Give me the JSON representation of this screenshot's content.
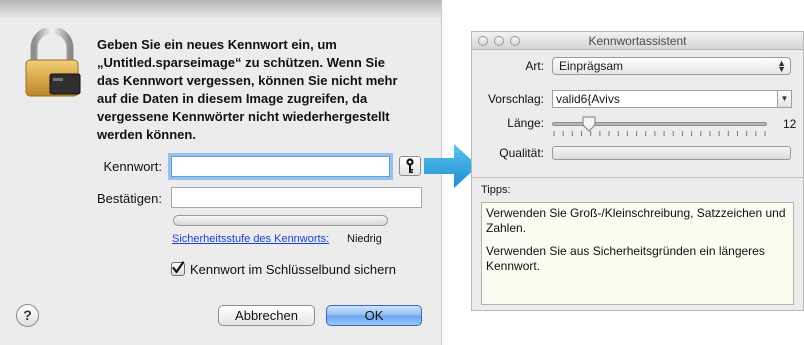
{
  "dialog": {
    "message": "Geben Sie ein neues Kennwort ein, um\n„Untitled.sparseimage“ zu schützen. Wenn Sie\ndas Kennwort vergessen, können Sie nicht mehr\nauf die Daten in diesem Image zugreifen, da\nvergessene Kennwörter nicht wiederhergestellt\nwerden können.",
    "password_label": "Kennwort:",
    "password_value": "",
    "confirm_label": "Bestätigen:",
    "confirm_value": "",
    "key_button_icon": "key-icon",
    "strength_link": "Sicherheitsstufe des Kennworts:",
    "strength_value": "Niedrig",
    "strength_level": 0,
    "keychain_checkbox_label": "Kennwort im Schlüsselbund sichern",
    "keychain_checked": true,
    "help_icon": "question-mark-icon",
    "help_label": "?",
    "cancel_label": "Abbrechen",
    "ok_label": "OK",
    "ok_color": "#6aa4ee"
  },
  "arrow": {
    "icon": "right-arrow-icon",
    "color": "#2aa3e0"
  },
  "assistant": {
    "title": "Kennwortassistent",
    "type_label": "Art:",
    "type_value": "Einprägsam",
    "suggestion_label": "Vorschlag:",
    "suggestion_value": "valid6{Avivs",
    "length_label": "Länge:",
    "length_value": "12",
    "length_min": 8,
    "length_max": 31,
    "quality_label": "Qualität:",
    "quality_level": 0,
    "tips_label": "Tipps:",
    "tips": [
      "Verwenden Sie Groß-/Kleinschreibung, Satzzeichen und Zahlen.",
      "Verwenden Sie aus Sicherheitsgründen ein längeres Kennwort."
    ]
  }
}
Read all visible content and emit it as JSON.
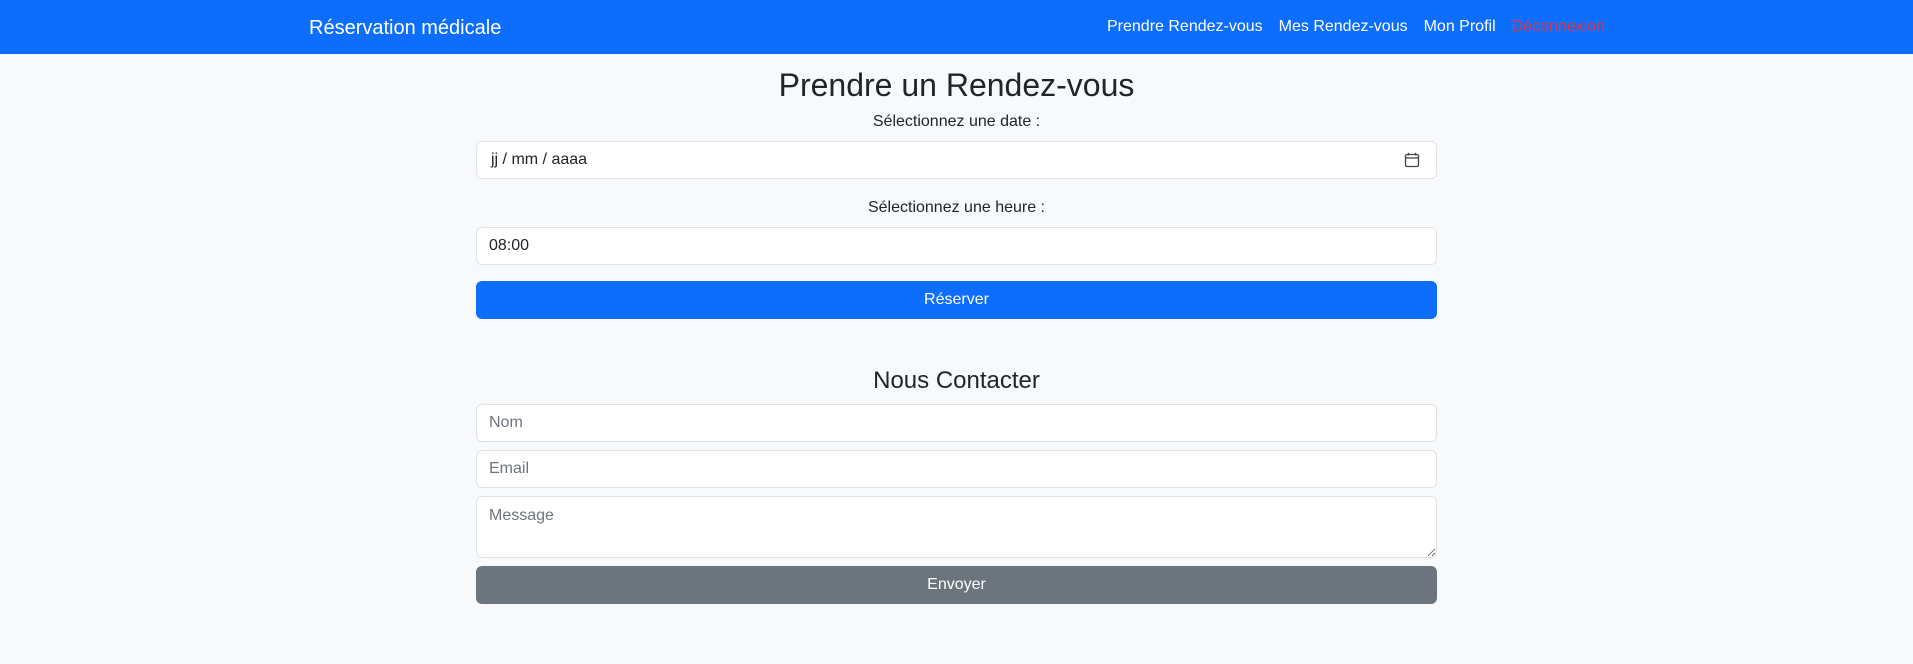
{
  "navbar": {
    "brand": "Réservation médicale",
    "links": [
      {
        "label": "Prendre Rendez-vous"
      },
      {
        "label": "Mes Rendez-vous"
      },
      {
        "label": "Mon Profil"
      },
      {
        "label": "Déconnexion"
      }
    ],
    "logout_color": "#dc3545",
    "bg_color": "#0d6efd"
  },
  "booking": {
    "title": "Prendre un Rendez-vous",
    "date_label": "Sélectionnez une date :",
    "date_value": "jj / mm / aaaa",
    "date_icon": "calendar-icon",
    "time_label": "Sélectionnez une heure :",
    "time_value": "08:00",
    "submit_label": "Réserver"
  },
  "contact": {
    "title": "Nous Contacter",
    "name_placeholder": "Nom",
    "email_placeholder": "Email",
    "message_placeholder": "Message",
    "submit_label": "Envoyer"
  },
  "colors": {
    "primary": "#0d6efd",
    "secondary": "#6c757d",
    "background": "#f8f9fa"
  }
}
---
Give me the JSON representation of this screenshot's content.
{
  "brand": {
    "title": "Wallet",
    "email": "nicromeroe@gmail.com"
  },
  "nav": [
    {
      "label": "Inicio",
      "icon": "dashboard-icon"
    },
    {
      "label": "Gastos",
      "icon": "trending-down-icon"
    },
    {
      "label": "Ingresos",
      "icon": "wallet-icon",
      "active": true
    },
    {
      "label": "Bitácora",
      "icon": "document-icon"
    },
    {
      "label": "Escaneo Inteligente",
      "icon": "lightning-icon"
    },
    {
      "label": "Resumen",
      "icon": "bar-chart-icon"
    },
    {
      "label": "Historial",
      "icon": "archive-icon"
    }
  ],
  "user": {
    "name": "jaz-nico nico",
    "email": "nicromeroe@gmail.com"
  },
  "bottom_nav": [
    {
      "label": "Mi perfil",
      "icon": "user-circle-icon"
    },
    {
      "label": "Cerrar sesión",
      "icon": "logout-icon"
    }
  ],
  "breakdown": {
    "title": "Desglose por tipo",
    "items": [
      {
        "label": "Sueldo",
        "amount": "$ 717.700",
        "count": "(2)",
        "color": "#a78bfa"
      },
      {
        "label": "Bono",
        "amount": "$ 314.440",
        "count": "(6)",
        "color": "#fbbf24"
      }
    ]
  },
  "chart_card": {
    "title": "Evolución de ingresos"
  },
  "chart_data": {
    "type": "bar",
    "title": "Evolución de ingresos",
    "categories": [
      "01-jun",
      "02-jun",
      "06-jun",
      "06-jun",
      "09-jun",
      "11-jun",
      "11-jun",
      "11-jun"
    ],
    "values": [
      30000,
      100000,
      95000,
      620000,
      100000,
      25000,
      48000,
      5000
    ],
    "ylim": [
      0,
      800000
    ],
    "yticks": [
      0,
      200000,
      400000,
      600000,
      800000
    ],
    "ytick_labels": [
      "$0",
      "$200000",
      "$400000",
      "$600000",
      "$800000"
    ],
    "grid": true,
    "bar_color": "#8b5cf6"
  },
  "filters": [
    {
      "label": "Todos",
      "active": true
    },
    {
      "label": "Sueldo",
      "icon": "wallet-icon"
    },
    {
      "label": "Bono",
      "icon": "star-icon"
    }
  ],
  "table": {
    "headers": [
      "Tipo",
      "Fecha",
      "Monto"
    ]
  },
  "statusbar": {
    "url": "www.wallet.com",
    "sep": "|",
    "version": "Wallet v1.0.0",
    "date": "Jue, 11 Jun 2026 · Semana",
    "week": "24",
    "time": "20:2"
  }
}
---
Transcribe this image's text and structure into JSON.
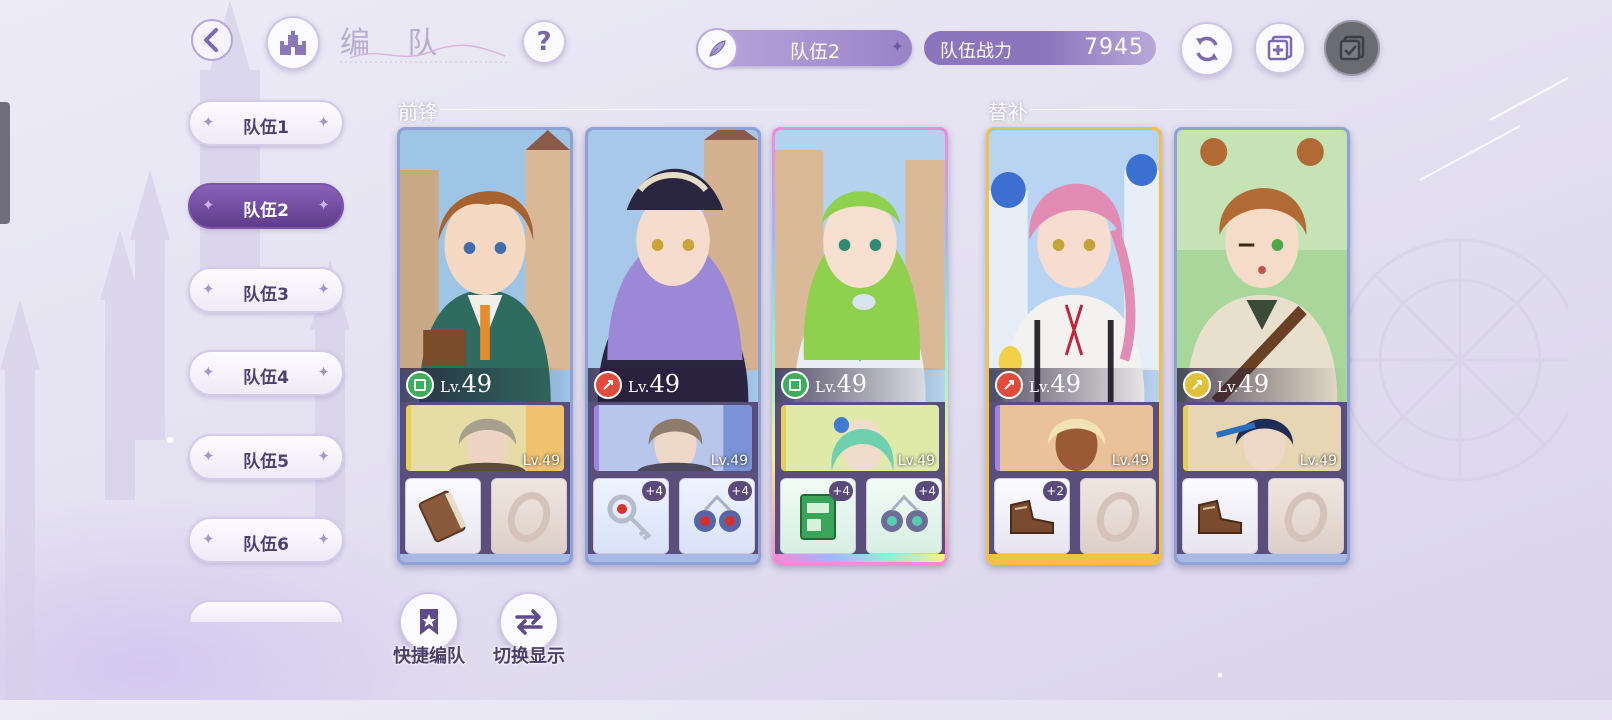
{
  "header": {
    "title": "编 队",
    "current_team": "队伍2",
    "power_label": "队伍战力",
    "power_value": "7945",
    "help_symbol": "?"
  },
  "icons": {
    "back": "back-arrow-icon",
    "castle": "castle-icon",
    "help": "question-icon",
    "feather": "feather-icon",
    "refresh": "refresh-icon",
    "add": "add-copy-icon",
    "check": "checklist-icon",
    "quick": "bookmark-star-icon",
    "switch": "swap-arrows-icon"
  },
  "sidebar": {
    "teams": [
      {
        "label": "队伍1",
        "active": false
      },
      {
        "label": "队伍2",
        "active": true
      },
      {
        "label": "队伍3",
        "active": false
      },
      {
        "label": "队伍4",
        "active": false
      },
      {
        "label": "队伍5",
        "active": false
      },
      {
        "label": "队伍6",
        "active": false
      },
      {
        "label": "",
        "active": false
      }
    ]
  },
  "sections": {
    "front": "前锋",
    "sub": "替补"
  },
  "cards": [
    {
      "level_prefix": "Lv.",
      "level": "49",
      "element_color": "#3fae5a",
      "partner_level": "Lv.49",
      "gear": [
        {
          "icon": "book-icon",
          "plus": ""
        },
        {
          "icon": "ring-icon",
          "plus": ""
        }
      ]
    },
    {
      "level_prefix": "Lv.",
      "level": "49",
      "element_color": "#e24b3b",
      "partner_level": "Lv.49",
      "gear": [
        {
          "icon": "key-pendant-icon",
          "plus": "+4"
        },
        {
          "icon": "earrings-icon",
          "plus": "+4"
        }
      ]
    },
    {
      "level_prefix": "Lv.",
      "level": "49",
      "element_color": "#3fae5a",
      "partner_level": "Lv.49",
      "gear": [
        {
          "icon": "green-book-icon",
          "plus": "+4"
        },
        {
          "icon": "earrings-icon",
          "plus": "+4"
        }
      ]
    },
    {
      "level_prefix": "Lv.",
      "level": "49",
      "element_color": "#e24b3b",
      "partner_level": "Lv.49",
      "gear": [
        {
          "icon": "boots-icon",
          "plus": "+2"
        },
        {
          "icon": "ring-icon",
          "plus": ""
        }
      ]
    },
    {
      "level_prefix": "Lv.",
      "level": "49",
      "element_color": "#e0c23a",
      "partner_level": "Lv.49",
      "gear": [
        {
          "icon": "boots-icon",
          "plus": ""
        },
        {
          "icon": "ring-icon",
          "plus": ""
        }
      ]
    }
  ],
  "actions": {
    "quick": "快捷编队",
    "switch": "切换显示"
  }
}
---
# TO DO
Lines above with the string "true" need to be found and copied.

# TASK RESPONSE
    "keychain_checked": true,
      "active": true
    "grid": true,
      "active": true
        "active": true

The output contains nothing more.